Disproportionate enlargement of the occipital horns of
the lateral ventricles in association with partial or complete agenesis of
the corpus callosum.
First described in 1946 by P.I. Yakovlev and R.C.
Approximately 40 cases have been
described. Some cases are thought to be X-linked or autosomal dominant
inherited with incomplete penetrance. Colpocephaly has been associated with
trisomy 8 mosaicism and trisomy 9 mosaicism, Toxoplasma gondii infection during pregnancy,
and maternal ingestion of ethanol, oral contraceptive medications, and other
medications during pregnancy.
The main feature is an enlargement of the
occipital horns of the lateral ventricles with partial or complete agenesis
of the corpus callosum. Normally, the densely packed axons of the corpus
callosum help stabilize the lateral ventricles. In partial or complete
agenesis of the corpus callosum, this support for the lateral ventricles is
missing, particularly in the posterior areas, where enlargement of the
dorsal horns is characteristic. This finding is pronounced if the cingulum
is hypoplastic or aplastic, which is typically the case in colpocephaly.
Common symptoms include learning disabilities, seizures, and motor and
visual abnormalities. It may be associated with other anomalies, such as
microcephaly, micrognathia, lissencephaly, cerebellar atrophy, pachygyria,
microgyria and macrogyria, Pierre Robin Syndrome, neurofibromatosis,
optic nerve hypoplasia, chorioretinal coloboma, cleft palate, and
myelomeningocele.

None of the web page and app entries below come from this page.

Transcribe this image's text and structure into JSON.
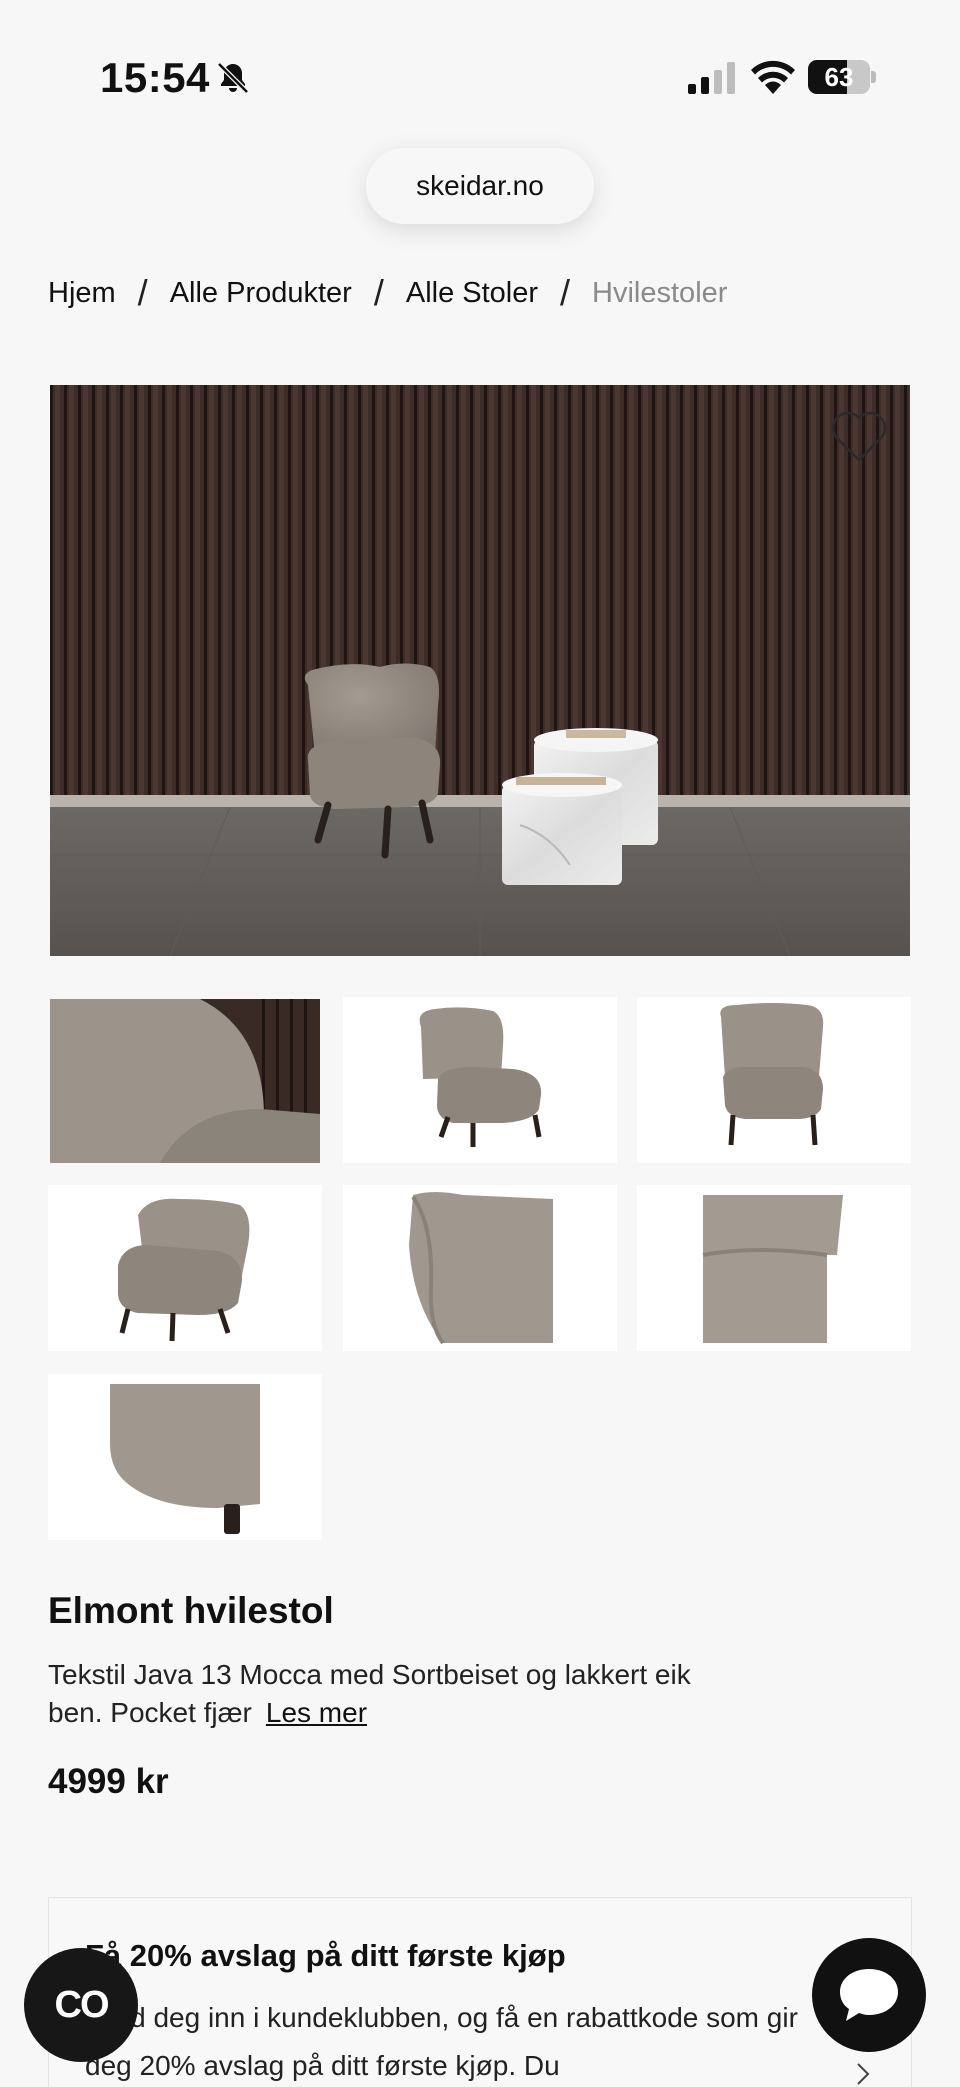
{
  "status_bar": {
    "time": "15:54",
    "battery": "63",
    "battery_level": 0.63
  },
  "browser": {
    "url": "skeidar.no"
  },
  "breadcrumb": {
    "items": [
      "Hjem",
      "Alle Produkter",
      "Alle Stoler",
      "Hvilestoler"
    ],
    "separator": "/"
  },
  "product": {
    "title": "Elmont hvilestol",
    "description": "Tekstil Java 13 Mocca med Sortbeiset og lakkert eik ben. Pocket fjær",
    "read_more": "Les mer",
    "price": "4999 kr"
  },
  "promo": {
    "title": "Få 20% avslag på ditt første kjøp",
    "body": "Meld deg inn i kundeklubben, og få en rabattkode som gir deg 20% avslag på ditt første kjøp. Du"
  },
  "floating": {
    "loyalty_label": "CO"
  },
  "icons": {
    "bell": "bell-slash-icon",
    "signal": "cellular-signal-icon",
    "wifi": "wifi-icon",
    "heart": "heart-outline-icon",
    "chat": "chat-bubble-icon",
    "chevron": "chevron-right-icon"
  },
  "colors": {
    "background": "#f7f7f7",
    "text": "#111111",
    "muted": "#8a8a8a",
    "dark_button": "#111111"
  }
}
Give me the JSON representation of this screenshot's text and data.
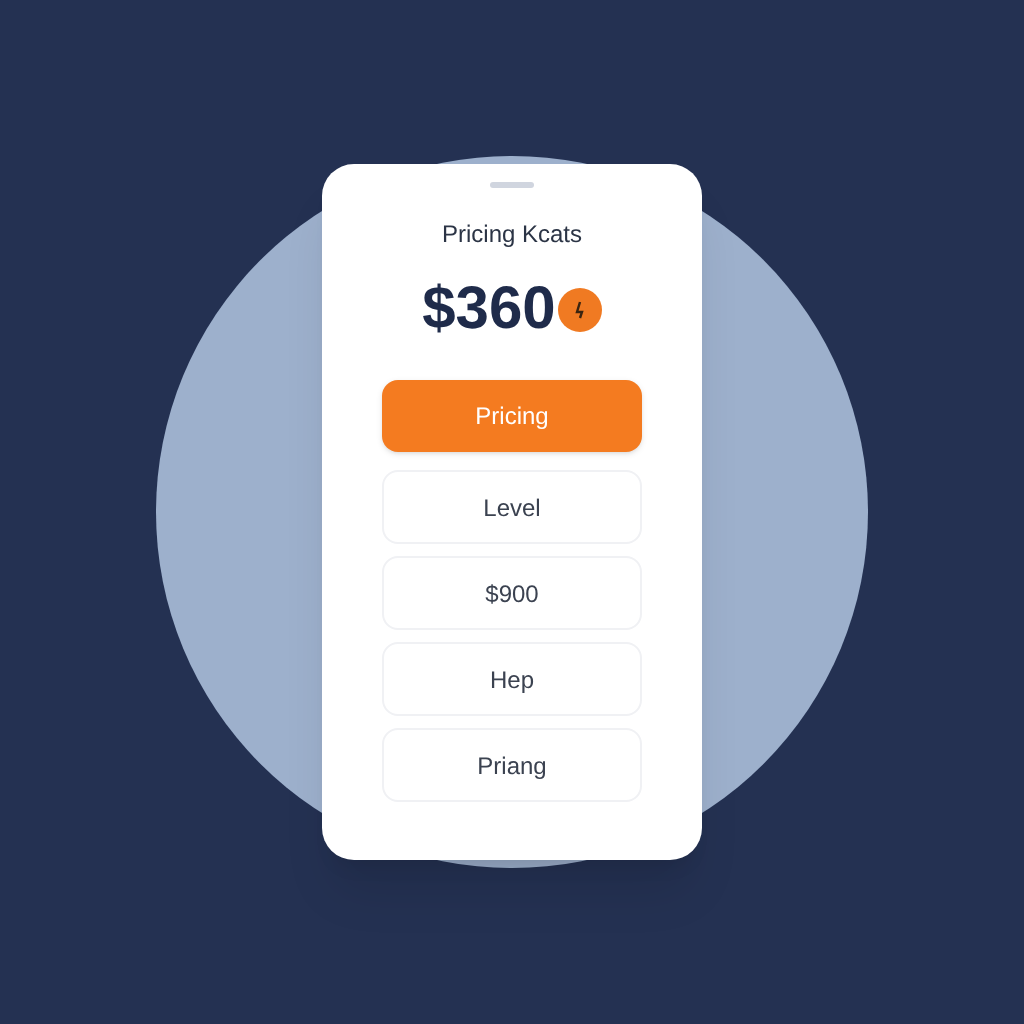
{
  "title": "Pricing Kcats",
  "price": "$360",
  "options": [
    {
      "label": "Pricing",
      "selected": true
    },
    {
      "label": "Level",
      "selected": false
    },
    {
      "label": "$900",
      "selected": false
    },
    {
      "label": "Hep",
      "selected": false
    },
    {
      "label": "Priang",
      "selected": false
    }
  ]
}
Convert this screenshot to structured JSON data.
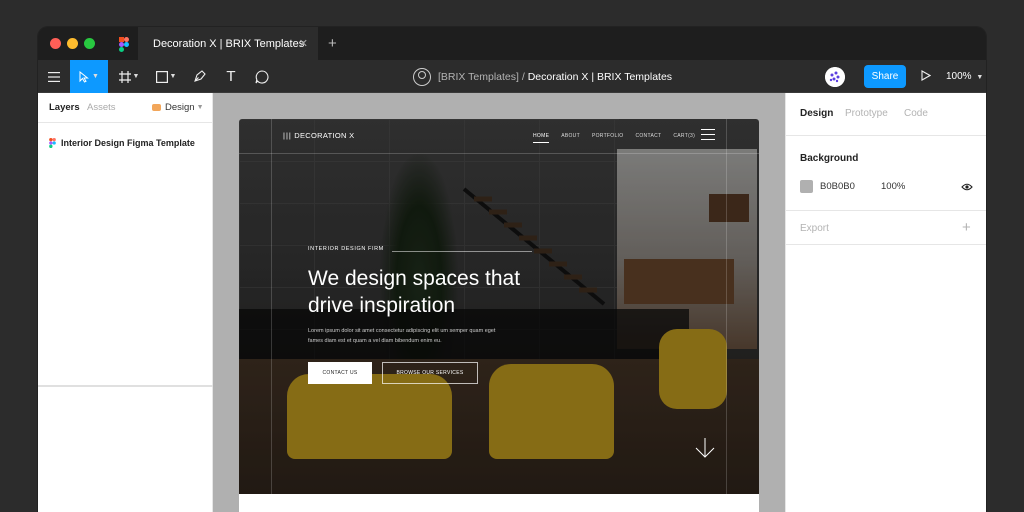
{
  "window": {
    "tab_title": "Decoration X | BRIX Templates",
    "tab_close": "✕",
    "tab_add": "+"
  },
  "toolbar": {
    "menu_icon": "hamburger-icon",
    "move_tool_icon": "cursor-icon",
    "frame_tool_icon": "hash-frame-icon",
    "shape_tool_icon": "square-icon",
    "pen_tool_icon": "pen-icon",
    "text_tool_icon": "T",
    "comment_tool_icon": "speech-bubble-icon",
    "doc_title_team": "[BRIX Templates]",
    "doc_title_sep": " / ",
    "doc_title_file": "Decoration X | BRIX Templates",
    "share_label": "Share",
    "zoom_label": "100%",
    "accent": "#0d99ff"
  },
  "left_panel": {
    "tab_layers": "Layers",
    "tab_assets": "Assets",
    "page_label": "Design",
    "layers": [
      {
        "label": "Interior Design Figma Template",
        "icon": "figma-icon"
      }
    ]
  },
  "canvas": {
    "background": "#b0b0b0",
    "site": {
      "logo": "DECORATION X",
      "nav": [
        "HOME",
        "ABOUT",
        "PORTFOLIO",
        "CONTACT",
        "CART(3)"
      ],
      "eyebrow": "INTERIOR DESIGN FIRM",
      "headline": "We design spaces that drive inspiration",
      "paragraph": "Lorem ipsum dolor sit amet consectetur adipiscing elit um semper quam eget fames diam est et quam a vel diam bibendum enim eu.",
      "btn_primary": "CONTACT US",
      "btn_secondary": "BROWSE OUR SERVICES"
    }
  },
  "right_panel": {
    "tabs": [
      "Design",
      "Prototype",
      "Code"
    ],
    "background_title": "Background",
    "bg_hex": "B0B0B0",
    "bg_opacity": "100%",
    "export_title": "Export",
    "export_add": "+"
  }
}
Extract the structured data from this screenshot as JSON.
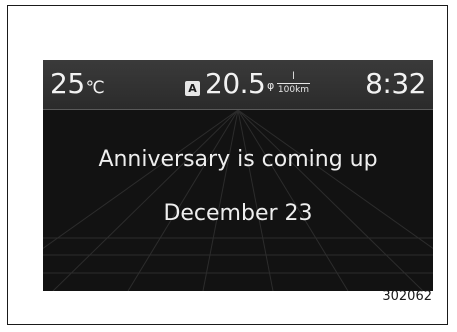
{
  "status_bar": {
    "temperature": "25",
    "temperature_unit": "℃",
    "fuel_mode_badge": "A",
    "fuel_economy": "20.5",
    "fuel_unit_prefix": "φ",
    "fuel_unit_numerator": "l",
    "fuel_unit_denominator": "100km",
    "clock": "8:32"
  },
  "message": {
    "line1": "Anniversary is coming up",
    "line2": "December 23"
  },
  "figure_id": "302062"
}
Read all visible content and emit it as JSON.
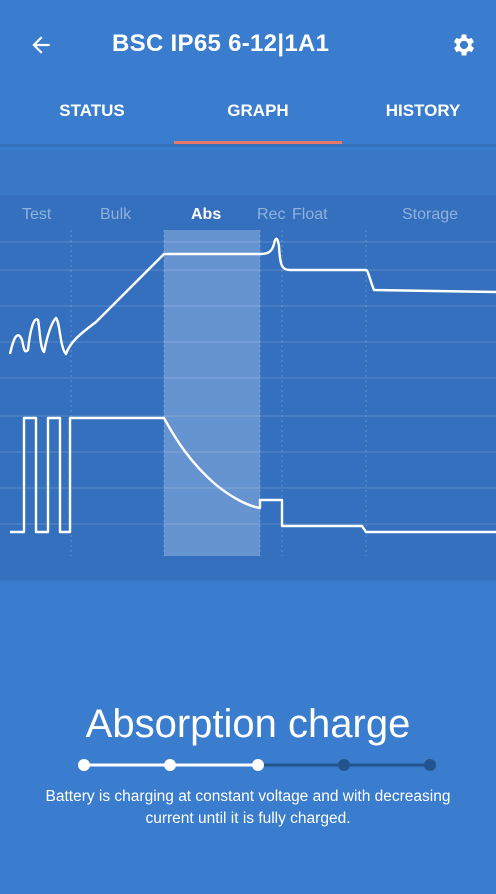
{
  "header": {
    "title": "BSC IP65 6-12|1A1",
    "back_icon": "back-arrow-icon",
    "settings_icon": "gear-icon"
  },
  "tabs": [
    {
      "label": "STATUS",
      "active": false
    },
    {
      "label": "GRAPH",
      "active": true
    },
    {
      "label": "HISTORY",
      "active": false
    }
  ],
  "graph": {
    "stages": [
      "Test",
      "Bulk",
      "Abs",
      "Rec",
      "Float",
      "Storage"
    ],
    "active_stage": "Abs"
  },
  "status": {
    "title": "Absorption charge",
    "description": "Battery is charging at constant voltage and with decreasing current until it is fully charged.",
    "progress_step": 3,
    "progress_total": 5
  },
  "colors": {
    "background": "#3a7ccd",
    "tab_indicator": "#e8786a",
    "highlight": "#8fb3e0"
  }
}
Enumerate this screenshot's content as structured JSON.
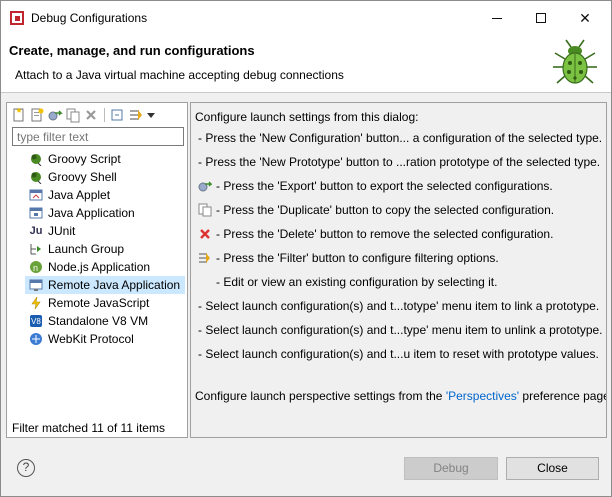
{
  "window": {
    "title": "Debug Configurations",
    "controls": {
      "minimize": "",
      "maximize": "",
      "close": "✕"
    }
  },
  "banner": {
    "title": "Create, manage, and run configurations",
    "message": "Attach to a Java virtual machine accepting debug connections",
    "icon": "bug-icon"
  },
  "left": {
    "toolbar_icons": [
      "new-configuration-icon",
      "new-prototype-icon",
      "export-icon",
      "duplicate-icon",
      "delete-icon",
      "collapse-all-icon",
      "filter-icon",
      "dropdown-icon"
    ],
    "filter_placeholder": "type filter text",
    "items": [
      {
        "label": "Groovy Script",
        "icon": "groovy-icon"
      },
      {
        "label": "Groovy Shell",
        "icon": "groovy-icon"
      },
      {
        "label": "Java Applet",
        "icon": "java-applet-icon"
      },
      {
        "label": "Java Application",
        "icon": "java-application-icon"
      },
      {
        "label": "JUnit",
        "icon": "junit-icon"
      },
      {
        "label": "Launch Group",
        "icon": "launch-group-icon"
      },
      {
        "label": "Node.js Application",
        "icon": "nodejs-icon"
      },
      {
        "label": "Remote Java Application",
        "icon": "remote-java-icon",
        "selected": true
      },
      {
        "label": "Remote JavaScript",
        "icon": "remote-javascript-icon"
      },
      {
        "label": "Standalone V8 VM",
        "icon": "v8-icon"
      },
      {
        "label": "WebKit Protocol",
        "icon": "webkit-icon"
      }
    ],
    "status": "Filter matched 11 of 11 items"
  },
  "right": {
    "intro": "Configure launch settings from this dialog:",
    "lines": [
      "- Press the 'New Configuration' button... a configuration of the selected type.",
      "- Press the 'New Prototype' button to ...ration prototype of the selected type.",
      "- Press the 'Export' button to export the selected configurations.",
      "- Press the 'Duplicate' button to copy the selected configuration.",
      "- Press the 'Delete' button to remove the selected configuration.",
      "- Press the 'Filter' button to configure filtering options.",
      "- Edit or view an existing configuration by selecting it.",
      "- Select launch configuration(s) and t...totype' menu item to link a prototype.",
      "- Select launch configuration(s) and t...type' menu item to unlink a prototype.",
      "- Select launch configuration(s) and t...u item to reset with prototype values."
    ],
    "perspective_prefix": "Configure launch perspective settings from the ",
    "perspective_link": "'Perspectives'",
    "perspective_suffix": " preference page."
  },
  "buttons": {
    "help": "?",
    "debug": "Debug",
    "close": "Close"
  }
}
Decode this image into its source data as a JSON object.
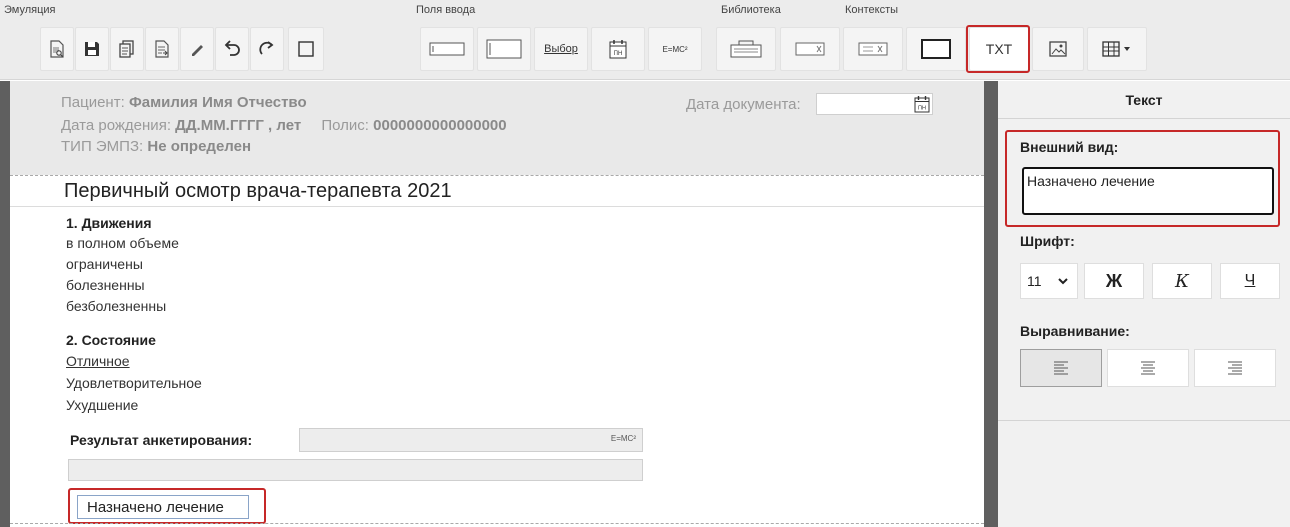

Mental retardation, seizures, and motor and visual
abnormalities may be present.
Considerations should mainly focus on
associated disorders because colpocephaly per se should not significantly
affect the anesthetic management. The main concern is airway management.
Chronic antiepileptic treatment may interfere with the metabolism and
elimination of anesthetic drugs.
Cerullo A, Marini C, Cevoli S, et al: Colpocephaly in two siblings:
Further evidence of a genetic transmission. Dev Med Child Neurol
Yakovlev PI, Wadsworth RC: Schizencephalies: A study of the congenital
clefts in the cerebral mantle. I. Clefts with fused lips. J Neuropathol Exp Neurol 5:116, 1946.